The UN working group on indigenous populations is currently compiling a list of native peoples' treaties and agreements with an eye to determining their current validity under international law. "There's still a lot of work to be done," says Antonio Gonzalez of the California-based International Indian Treaty Council, one of several nongovernmental organizations helping with the job. They hope to finish by 1995.
Many indigenous groups have taken legal steps to assert longstanding land claims. In a landmark decision a year ago that surprised the government of Australia, the nation's highest court overturned the doctrine of terra nullius (no landowner), which had been embraced by the government since the late 18th century. The court ruled that the traditional land rights of the Murray Islanders of the Torres Straits had not been extinguished when the Europeans arrived.
Several South American countries, including Bolivia, Ecuador, Colombia, Brazil, and Venezuela, have also made moves in recent years to return land to indigenous owners. But Mr. Macdonald of Cultural Survival says most of the transfers are incomplete.
Those in Brazil and Venezuela, for instance, were presidential promises that Macdonald says may yet be overturned. Specific parcels of land in Colombia, where almost one-fourth of the population is indigenous, were transferred, he says, but their remote location leaves open the question of whether the government is willing to help residents maintain the integrity of the land if other settlers arrive.
"In Latin America most threats to territorial integrity come about through spontaneous colonization," Macdonald says.
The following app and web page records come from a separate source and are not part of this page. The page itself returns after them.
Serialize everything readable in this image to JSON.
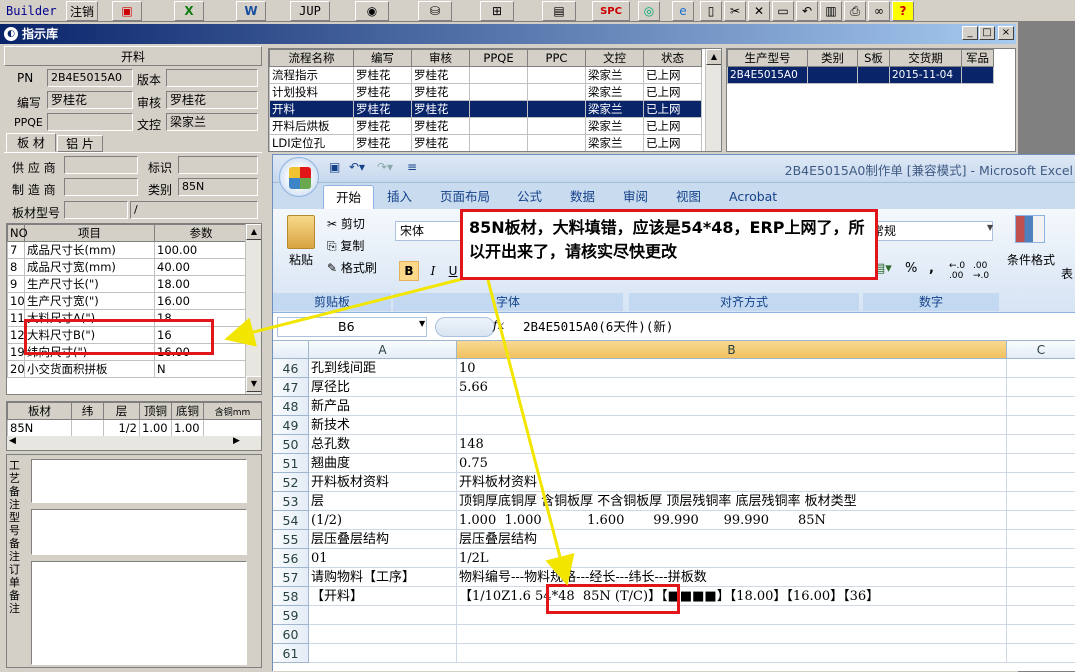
{
  "toolbar": {
    "builder": "Builder",
    "logout": "注销",
    "jup": "JUP",
    "spc": "SPC",
    "icon_names": [
      "app-icon",
      "excel-icon",
      "word-icon",
      "eye-icon",
      "database-icon",
      "network-icon",
      "printer-icon",
      "globe-icon",
      "ie-icon",
      "file-icon",
      "cut-icon",
      "close-icon",
      "save-icon",
      "undo-icon",
      "paste-icon",
      "print-icon",
      "binoculars-icon",
      "help-icon"
    ]
  },
  "window": {
    "title": "指示库",
    "minimize": "_",
    "maximize": "□",
    "close": "×"
  },
  "left_panel": {
    "header": "开料",
    "pn_label": "PN",
    "pn_value": "2B4E5015A0",
    "version_label": "版本",
    "version_value": "",
    "author_label": "编写",
    "author_value": "罗桂花",
    "review_label": "审核",
    "review_value": "罗桂花",
    "ppqe_label": "PPQE",
    "ppqe_value": "",
    "doc_control_label": "文控",
    "doc_control_value": "梁家兰",
    "tabs": [
      "板 材",
      "铝 片"
    ],
    "supplier_label": "供 应 商",
    "supplier_value": "",
    "mark_label": "标识",
    "mark_value": "",
    "manufacturer_label": "制 造 商",
    "manufacturer_value": "",
    "category_label": "类别",
    "category_value": "85N",
    "board_model_label": "板材型号",
    "board_model_value": "",
    "board_model_value2": "/",
    "param_table": {
      "headers": [
        "NO",
        "项目",
        "参数"
      ],
      "rows": [
        [
          "7",
          "成品尺寸长(mm)",
          "100.00"
        ],
        [
          "8",
          "成品尺寸宽(mm)",
          "40.00"
        ],
        [
          "9",
          "生产尺寸长(\")",
          "18.00"
        ],
        [
          "10",
          "生产尺寸宽(\")",
          "16.00"
        ],
        [
          "11",
          "大料尺寸A(\")",
          "18"
        ],
        [
          "12",
          "大料尺寸B(\")",
          "16"
        ],
        [
          "19",
          "纬向尺寸(\")",
          "16.00"
        ],
        [
          "20",
          "小交货面积拼板",
          "N"
        ]
      ]
    },
    "board_table": {
      "headers": [
        "板材",
        "纬",
        "层",
        "顶铜",
        "底铜",
        "含铜mm"
      ],
      "rows": [
        [
          "85N",
          "",
          "1/2",
          "1.00",
          "1.00",
          ""
        ]
      ]
    },
    "notes": [
      "工艺备注",
      "型号备注",
      "订单备注"
    ]
  },
  "process_table": {
    "headers": [
      "流程名称",
      "编写",
      "审核",
      "PPQE",
      "PPC",
      "文控",
      "状态"
    ],
    "rows": [
      [
        "流程指示",
        "罗桂花",
        "罗桂花",
        "",
        "",
        "梁家兰",
        "已上网"
      ],
      [
        "计划投料",
        "罗桂花",
        "罗桂花",
        "",
        "",
        "梁家兰",
        "已上网"
      ],
      [
        "开料",
        "罗桂花",
        "罗桂花",
        "",
        "",
        "梁家兰",
        "已上网"
      ],
      [
        "开料后烘板",
        "罗桂花",
        "罗桂花",
        "",
        "",
        "梁家兰",
        "已上网"
      ],
      [
        "LDI定位孔",
        "罗桂花",
        "罗桂花",
        "",
        "",
        "梁家兰",
        "已上网"
      ]
    ]
  },
  "order_table": {
    "headers": [
      "生产型号",
      "类别",
      "S板",
      "交货期",
      "军品"
    ],
    "rows": [
      [
        "2B4E5015A0",
        "",
        "",
        "2015-11-04",
        ""
      ]
    ]
  },
  "excel": {
    "title": "2B4E5015A0制作单 [兼容模式] - Microsoft Excel",
    "tabs": [
      "开始",
      "插入",
      "页面布局",
      "公式",
      "数据",
      "审阅",
      "视图",
      "Acrobat"
    ],
    "clipboard": {
      "cut": "剪切",
      "copy": "复制",
      "format_painter": "格式刷",
      "paste": "粘贴",
      "group": "剪贴板"
    },
    "font_name": "宋体",
    "font_group": "字体",
    "align_group": "对齐方式",
    "number_group": "数字",
    "number_format": "常规",
    "conditional": "条件格式",
    "table_fmt": "表",
    "name_box": "B6",
    "formula": "2B4E5015A0(6天件)(新)",
    "columns": [
      "A",
      "B",
      "C"
    ],
    "rows": [
      [
        "46",
        "孔到线间距",
        "10"
      ],
      [
        "47",
        "厚径比",
        "5.66"
      ],
      [
        "48",
        "新产品",
        ""
      ],
      [
        "49",
        "新技术",
        ""
      ],
      [
        "50",
        "总孔数",
        "148"
      ],
      [
        "51",
        "翘曲度",
        "0.75"
      ],
      [
        "52",
        "开料板材资料",
        "开料板材资料"
      ],
      [
        "53",
        "层",
        "顶铜厚底铜厚 含铜板厚 不含铜板厚 顶层残铜率 底层残铜率 板材类型"
      ],
      [
        "54",
        "(1/2)",
        "1.000  1.000           1.600       99.990      99.990       85N"
      ],
      [
        "55",
        "层压叠层结构",
        "层压叠层结构"
      ],
      [
        "56",
        "01",
        "1/2L"
      ],
      [
        "57",
        "请购物料【工序】",
        "物料编号---物料规格---经长---纬长---拼板数"
      ],
      [
        "58",
        "【开料】",
        "【1/10Z1.6 54*48  85N (T/C)】【■■■■】【18.00】【16.00】【36】"
      ],
      [
        "59",
        "",
        ""
      ],
      [
        "60",
        "",
        ""
      ],
      [
        "61",
        "",
        ""
      ]
    ]
  },
  "callout": {
    "text": "85N板材，大料填错，应该是54*48，ERP上网了，所以开出来了，请核实尽快更改"
  },
  "colors": {
    "annotation_red": "#e0161b",
    "arrow_yellow": "#f2e600",
    "selection_blue": "#0a246a"
  }
}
"The majority of indigneous people in Latin America remain in a very difficult economic, social, and political situation," says Mr. Berger of the UN.
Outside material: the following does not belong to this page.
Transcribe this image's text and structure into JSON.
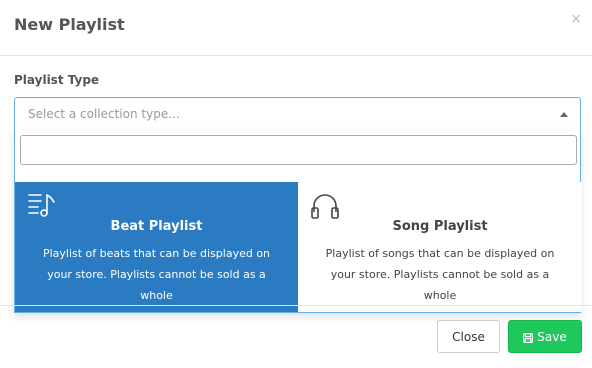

One legal tool native groups hope to master is that of intellectual property rights. Legends and songs as well as agricultural strategies and use of native plants for medicinal purposes often are appropriated without credit. Some indigenous people want patent rights or royalties.